[The problem]:
A single number is the answer: the count of lines in the records that hold the word "Наталья".

[Recorded information]:
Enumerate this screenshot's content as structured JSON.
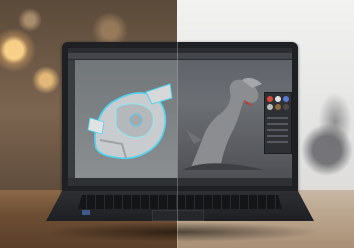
{
  "scene": {
    "description_colors": {
      "warm_background": "#7c6550",
      "cool_background": "#e4e4e3",
      "laptop_body": "#1f2023",
      "screen_accent": "#4fd4f0"
    },
    "icons": {
      "robot": "robot-3d-model-icon",
      "dragon": "dragon-render-icon"
    }
  }
}
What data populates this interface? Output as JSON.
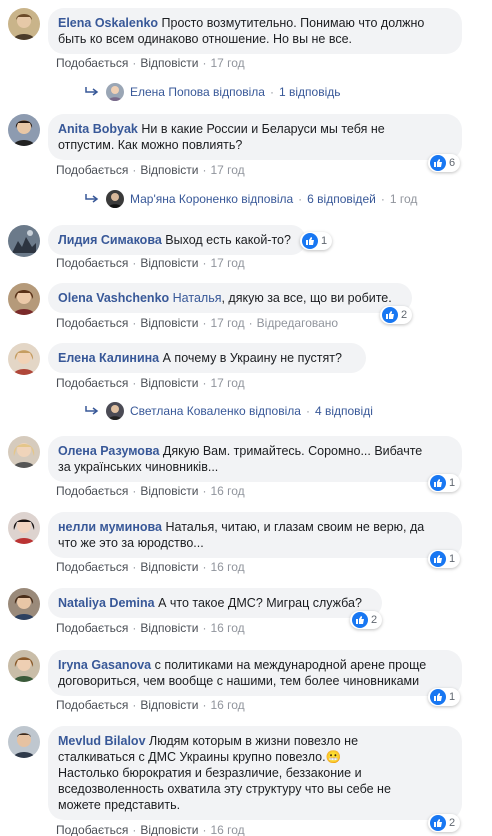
{
  "labels": {
    "like": "Подобається",
    "reply": "Відповісти",
    "edited": "Відредаговано"
  },
  "colors": {
    "link": "#385898",
    "bubble": "#f2f3f5",
    "like_badge": "#1877f2"
  },
  "comments": [
    {
      "author": "Elena Oskalenko",
      "lines": [
        "Просто возмутительно. Понимаю что должно",
        "быть ко всем одинаково отношение. Но вы не все."
      ],
      "time": "17 год",
      "avatar": "avatar-elena-oskalenko"
    },
    {
      "author": "Anita Bobyak",
      "lines": [
        "Ни в какие России и Беларуси мы тебя не",
        "отпустим. Как можно повлиять?"
      ],
      "time": "17 год",
      "reactions": "6",
      "avatar": "avatar-anita-bobyak"
    },
    {
      "author": "Лидия Симакова",
      "lines": [
        "Выход есть какой-то?"
      ],
      "time": "17 год",
      "reactions": "1",
      "avatar": "avatar-lidiya-simakova"
    },
    {
      "author": "Olena Vashchenko",
      "tag": "Наталья",
      "lines": [
        ", дякую за все, що ви робите."
      ],
      "time": "17 год",
      "edited": true,
      "reactions": "2",
      "avatar": "avatar-olena-vashchenko"
    },
    {
      "author": "Елена Калинина",
      "lines": [
        "А почему в Украину не пустят?"
      ],
      "time": "17 год",
      "avatar": "avatar-elena-kalinina"
    },
    {
      "author": "Олена Разумова",
      "lines": [
        "Дякую Вам. тримайтесь. Соромно... Вибачте",
        "за українських чиновників..."
      ],
      "time": "16 год",
      "reactions": "1",
      "avatar": "avatar-olena-razumova"
    },
    {
      "author": "нелли муминова",
      "lines": [
        "Наталья, читаю, и глазам своим не верю, да",
        "что же это за юродство..."
      ],
      "time": "16 год",
      "reactions": "1",
      "avatar": "avatar-nelli-muminova"
    },
    {
      "author": "Nataliya Demina",
      "lines": [
        "А что такое ДМС? Миграц служба?"
      ],
      "time": "16 год",
      "reactions": "2",
      "avatar": "avatar-nataliya-demina"
    },
    {
      "author": "Iryna Gasanova",
      "lines": [
        "с политиками на международной арене проще",
        "договориться, чем вообще с нашими, тем более чиновниками"
      ],
      "time": "16 год",
      "reactions": "1",
      "avatar": "avatar-iryna-gasanova"
    },
    {
      "author": "Mevlud Bilalov",
      "lines": [
        "Людям которым в жизни повезло не",
        "сталкиваться с ДМС Украины крупно повезло.😬",
        "Настолько бюрократия и безразличие, беззаконие и",
        "вседозволенность охватила эту структуру что вы себе не",
        "можете представить."
      ],
      "time": "16 год",
      "reactions": "2",
      "avatar": "avatar-mevlud-bilalov"
    }
  ],
  "reply_threads": [
    {
      "text": "Елена Попова відповіла",
      "count": "1 відповідь",
      "avatar": "avatar-elena-popova"
    },
    {
      "text": "Мар'яна Короненко відповіла",
      "count": "6 відповідей",
      "time": "1 год",
      "avatar": "avatar-maryana-koronenko"
    },
    {
      "text": "Светлана Коваленко відповіла",
      "count": "4 відповіді",
      "avatar": "avatar-svetlana-kovalenko"
    }
  ]
}
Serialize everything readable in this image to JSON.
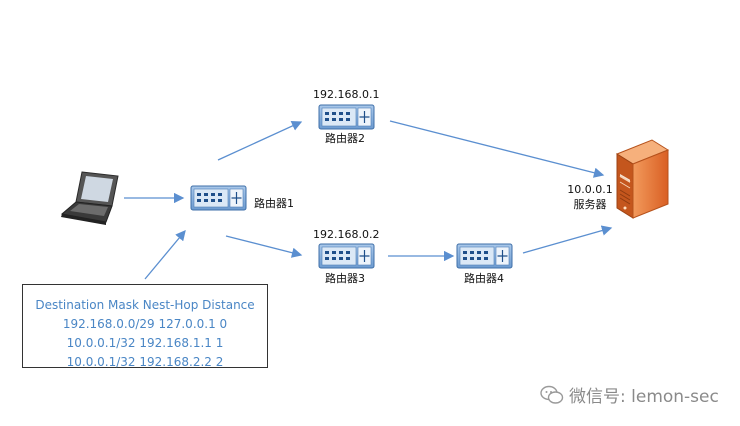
{
  "nodes": {
    "router1": {
      "label": "路由器1"
    },
    "router2": {
      "label": "路由器2",
      "ip": "192.168.0.1"
    },
    "router3": {
      "label": "路由器3",
      "ip": "192.168.0.2"
    },
    "router4": {
      "label": "路由器4"
    },
    "server": {
      "label": "服务器",
      "ip": "10.0.0.1"
    }
  },
  "routing_table": {
    "header": "Destination Mask Nest-Hop Distance",
    "rows": [
      "192.168.0.0/29 127.0.0.1 0",
      "10.0.0.1/32 192.168.1.1 1",
      "10.0.0.1/32 192.168.2.2 2"
    ]
  },
  "watermark": {
    "text": "微信号: lemon-sec"
  },
  "colors": {
    "arrow": "#5b8fd0",
    "router_fill": "#7fa9d8",
    "router_stroke": "#3f6fa8",
    "server": "#e8763a",
    "table_text": "#4a86c5"
  }
}
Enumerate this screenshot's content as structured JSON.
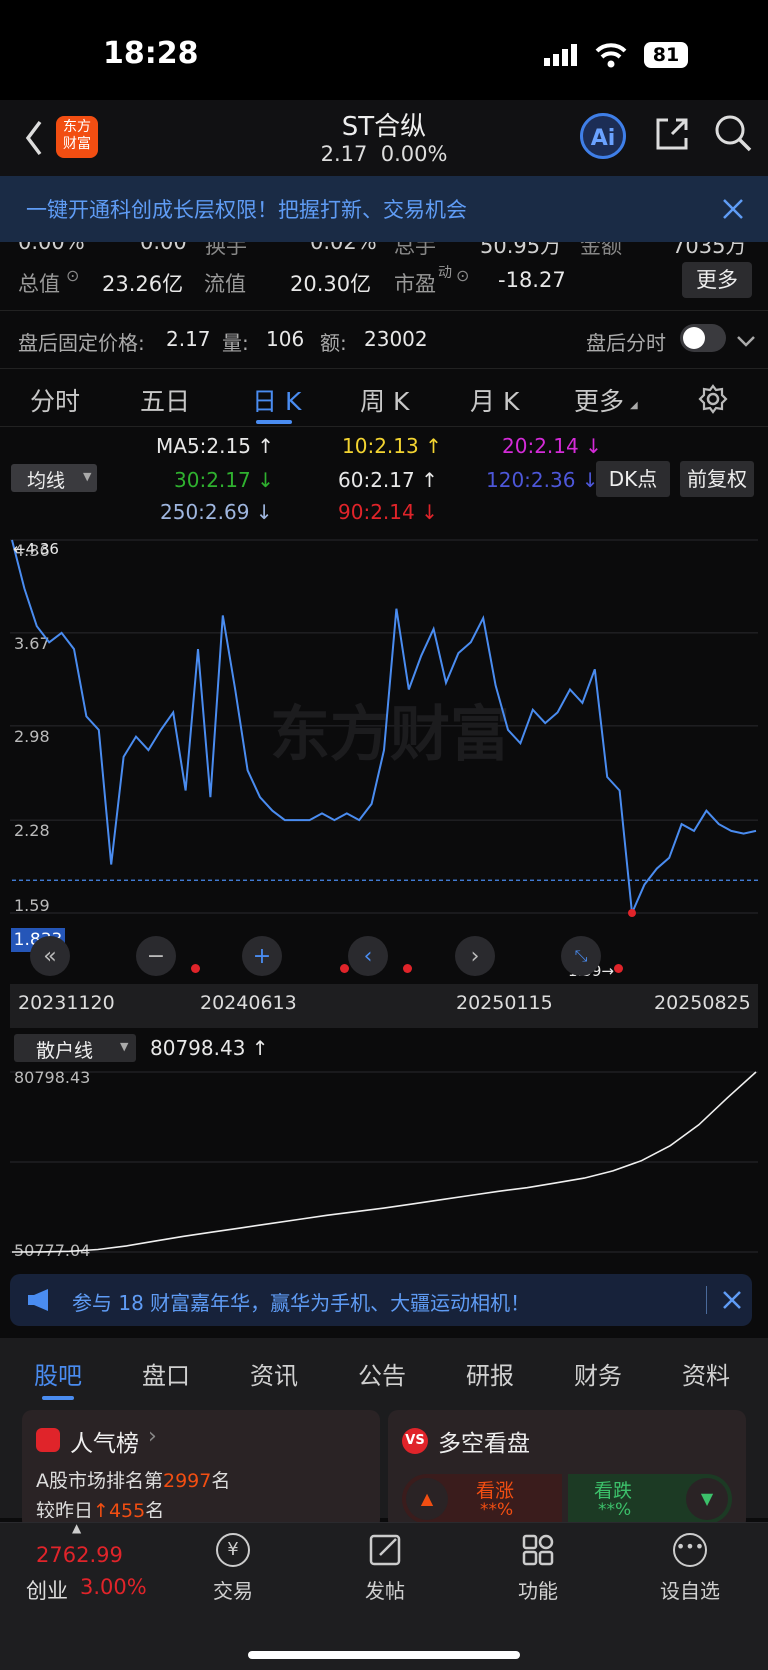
{
  "status_bar": {
    "time": "18:28",
    "battery": "81"
  },
  "header": {
    "logo_line1": "东方",
    "logo_line2": "财富",
    "title": "ST合纵",
    "price": "2.17",
    "change": "0.00%"
  },
  "banner": {
    "text": "一键开通科创成长层权限！把握打新、交易机会"
  },
  "quote": {
    "partial_row": [
      "0.00%",
      "0.00",
      "换手",
      "0.02%",
      "总手",
      "50.95万",
      "金额",
      "7035万"
    ],
    "total_value_label": "总值",
    "total_value": "23.26亿",
    "float_value_label": "流值",
    "float_value": "20.30亿",
    "pe_label": "市盈",
    "pe_sup": "动",
    "pe_value": "-18.27",
    "more_btn": "更多"
  },
  "after_hours": {
    "fixed_price_label": "盘后固定价格:",
    "fixed_price": "2.17",
    "volume_label": "量:",
    "volume": "106",
    "amount_label": "额:",
    "amount": "23002",
    "toggle_label": "盘后分时"
  },
  "chart_tabs": [
    "分时",
    "五日",
    "日 K",
    "周 K",
    "月 K",
    "更多"
  ],
  "ma_selector": "均线",
  "ma_values": [
    {
      "text": "MA5:2.15 ↑",
      "color": "#e8e8e8"
    },
    {
      "text": "10:2.13 ↑",
      "color": "#f3d431"
    },
    {
      "text": "20:2.14 ↓",
      "color": "#d42bd8"
    },
    {
      "text": "30:2.17 ↓",
      "color": "#2fb12f"
    },
    {
      "text": "60:2.17 ↑",
      "color": "#e8e8e8"
    },
    {
      "text": "120:2.36 ↓",
      "color": "#4d57d9"
    },
    {
      "text": "250:2.69 ↓",
      "color": "#9fb6df"
    },
    {
      "text": "90:2.14 ↓",
      "color": "#e0242a"
    }
  ],
  "dk_btn": "DK点",
  "fq_btn": "前复权",
  "chart_data": {
    "type": "line",
    "title": "",
    "y_ticks": [
      "4.36",
      "3.67",
      "2.98",
      "2.28",
      "1.59"
    ],
    "ylim": [
      1.59,
      4.36
    ],
    "max_marker": "4.36",
    "min_marker": "1.59",
    "current_marker": "1.833",
    "x_ticks": [
      "20231120",
      "20240613",
      "20250115",
      "20250825"
    ],
    "x": [
      0,
      1,
      2,
      3,
      4,
      5,
      6,
      7,
      8,
      9,
      10,
      11,
      12,
      13,
      14,
      15,
      16,
      17,
      18,
      19,
      20,
      21,
      22,
      23,
      24,
      25,
      26,
      27,
      28,
      29,
      30,
      31,
      32,
      33,
      34,
      35,
      36,
      37,
      38,
      39,
      40,
      41,
      42,
      43,
      44,
      45,
      46,
      47,
      48,
      49,
      50,
      51,
      52,
      53,
      54,
      55,
      56,
      57,
      58,
      59,
      60
    ],
    "series": [
      {
        "values": [
          4.36,
          4.0,
          3.72,
          3.6,
          3.67,
          3.55,
          3.05,
          2.95,
          1.95,
          2.75,
          2.9,
          2.8,
          2.95,
          3.08,
          2.5,
          3.55,
          2.45,
          3.8,
          3.25,
          2.65,
          2.45,
          2.35,
          2.28,
          2.28,
          2.28,
          2.33,
          2.28,
          2.33,
          2.28,
          2.4,
          2.8,
          3.85,
          3.25,
          3.5,
          3.7,
          3.3,
          3.52,
          3.6,
          3.78,
          3.28,
          2.95,
          2.85,
          3.1,
          3.0,
          3.08,
          3.25,
          3.15,
          3.4,
          2.6,
          2.5,
          1.59,
          1.8,
          1.92,
          2.0,
          2.25,
          2.2,
          2.35,
          2.25,
          2.2,
          2.18,
          2.2
        ]
      },
      {
        "name": "散户线",
        "values": [
          50777.04,
          50800,
          50900,
          51200,
          51800,
          52600,
          53400,
          54100,
          54800,
          55500,
          56200,
          56900,
          57500,
          58100,
          58800,
          59500,
          60200,
          60900,
          61500,
          62300,
          63100,
          64300,
          66000,
          68500,
          72000,
          76500,
          80798.43
        ]
      }
    ],
    "retail_label": "散户线",
    "retail_value": "80798.43 ↑",
    "retail_y_ticks": [
      "80798.43",
      "50777.04"
    ]
  },
  "promo": {
    "text": "参与 18 财富嘉年华，赢华为手机、大疆运动相机！"
  },
  "bottom_tabs": [
    "股吧",
    "盘口",
    "资讯",
    "公告",
    "研报",
    "财务",
    "资料"
  ],
  "popularity": {
    "title": "人气榜",
    "rank_prefix": "A股市场排名第",
    "rank": "2997",
    "rank_suffix": "名",
    "prev_prefix": "较昨日",
    "prev_change": "455",
    "prev_suffix": "名"
  },
  "bull_bear": {
    "title": "多空看盘",
    "bull": "看涨",
    "bear": "看跌",
    "bull_pct": "**%",
    "bear_pct": "**%"
  },
  "bottom_nav": {
    "index_value": "2762.99",
    "index_name": "创业",
    "index_change": "3.00%",
    "items": [
      "交易",
      "发帖",
      "功能",
      "设自选"
    ]
  },
  "colors": {
    "accent": "#4a8cf0",
    "up": "#e0242a",
    "down": "#2fb12f",
    "brand": "#f24e12"
  }
}
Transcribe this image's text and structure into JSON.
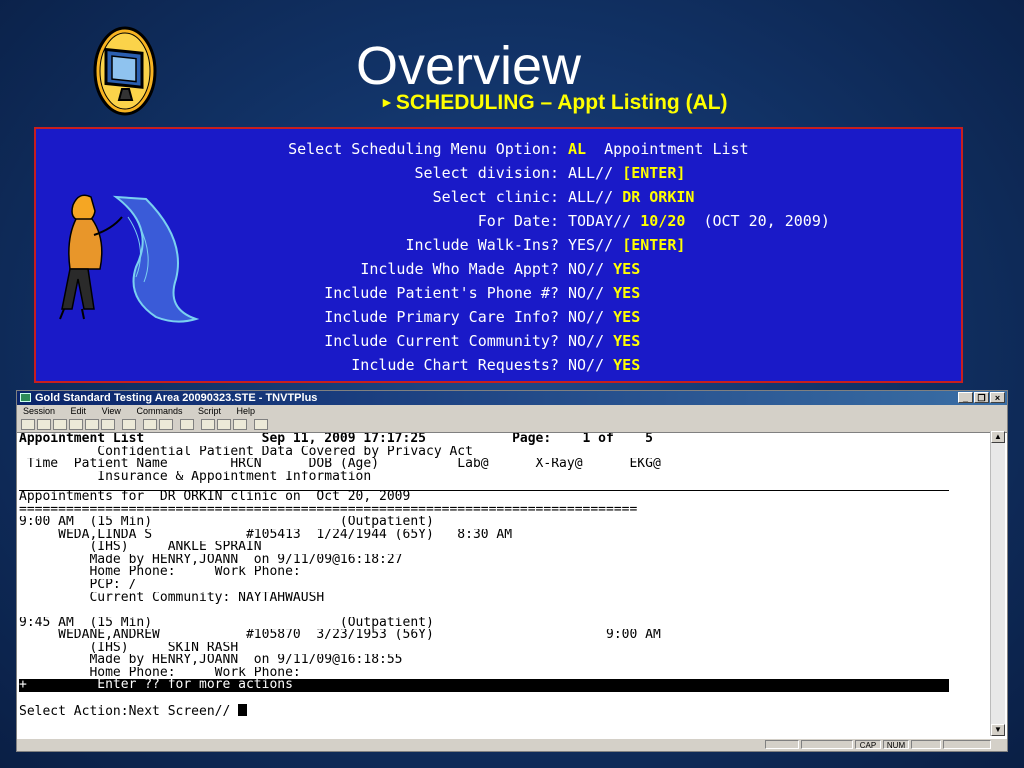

[The answer]:
2